Uncut, restored, and remastered onto a new Blu-ray release, Full Moon Features re-release “Mansion of the Doomed” onto 1080p, full high definition, from the original 35mm negative. Source material held up over father time with a pristine 85-minute uncut transfer to retouch in a pop of color and refine the details in a softer, more airy-soft image, presented in a widescreen 1.85:1 aspect ratio. Full Moon offers two audio options available with an English Dolby Digital 5.1 surround sound and a Dolby Digital 2.0 PCM. Though slightly staticky in the ambient and dialogue tracks, the balance works and is full-bodied around more essential scenes of surgery and the cries of anguish. Dialogue doesn’t sound overly boxy or hissy and the cult composer Robert O. Ragland’s (“Deep Space,” “Q”) classic orchestra score come across with a powerful range that speaks the scene without exposition.
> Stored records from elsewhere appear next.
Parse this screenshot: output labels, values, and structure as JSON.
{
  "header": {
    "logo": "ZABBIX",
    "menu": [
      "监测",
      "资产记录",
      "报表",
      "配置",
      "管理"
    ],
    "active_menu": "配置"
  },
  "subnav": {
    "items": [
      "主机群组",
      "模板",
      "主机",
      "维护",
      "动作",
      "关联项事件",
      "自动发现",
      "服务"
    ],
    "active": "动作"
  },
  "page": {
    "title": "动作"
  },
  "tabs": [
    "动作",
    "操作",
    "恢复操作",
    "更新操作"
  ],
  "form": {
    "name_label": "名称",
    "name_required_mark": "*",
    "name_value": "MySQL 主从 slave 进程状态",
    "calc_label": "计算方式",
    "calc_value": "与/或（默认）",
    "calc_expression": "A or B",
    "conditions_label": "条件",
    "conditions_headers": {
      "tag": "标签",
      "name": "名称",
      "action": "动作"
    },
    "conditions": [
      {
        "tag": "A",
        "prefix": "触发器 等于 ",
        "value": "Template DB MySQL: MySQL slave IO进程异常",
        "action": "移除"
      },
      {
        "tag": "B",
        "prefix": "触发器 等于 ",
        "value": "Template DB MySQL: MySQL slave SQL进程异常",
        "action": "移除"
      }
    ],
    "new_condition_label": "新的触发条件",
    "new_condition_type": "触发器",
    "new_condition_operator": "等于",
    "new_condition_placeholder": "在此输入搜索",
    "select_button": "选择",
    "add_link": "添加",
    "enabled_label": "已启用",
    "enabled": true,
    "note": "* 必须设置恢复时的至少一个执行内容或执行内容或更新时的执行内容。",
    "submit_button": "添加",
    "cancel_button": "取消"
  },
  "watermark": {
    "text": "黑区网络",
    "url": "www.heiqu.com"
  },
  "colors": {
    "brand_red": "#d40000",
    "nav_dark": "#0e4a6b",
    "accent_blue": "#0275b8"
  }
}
The region free Blu-ray has no extra features, leaving this release as a bare bone, feature only. “Mansion of the Doomed’s” harrowing ending induces stupefying blank stare and feels like a brick just walloped you in the face knowing that every pawn in this story loses at the hands of man disillusioned in playing God.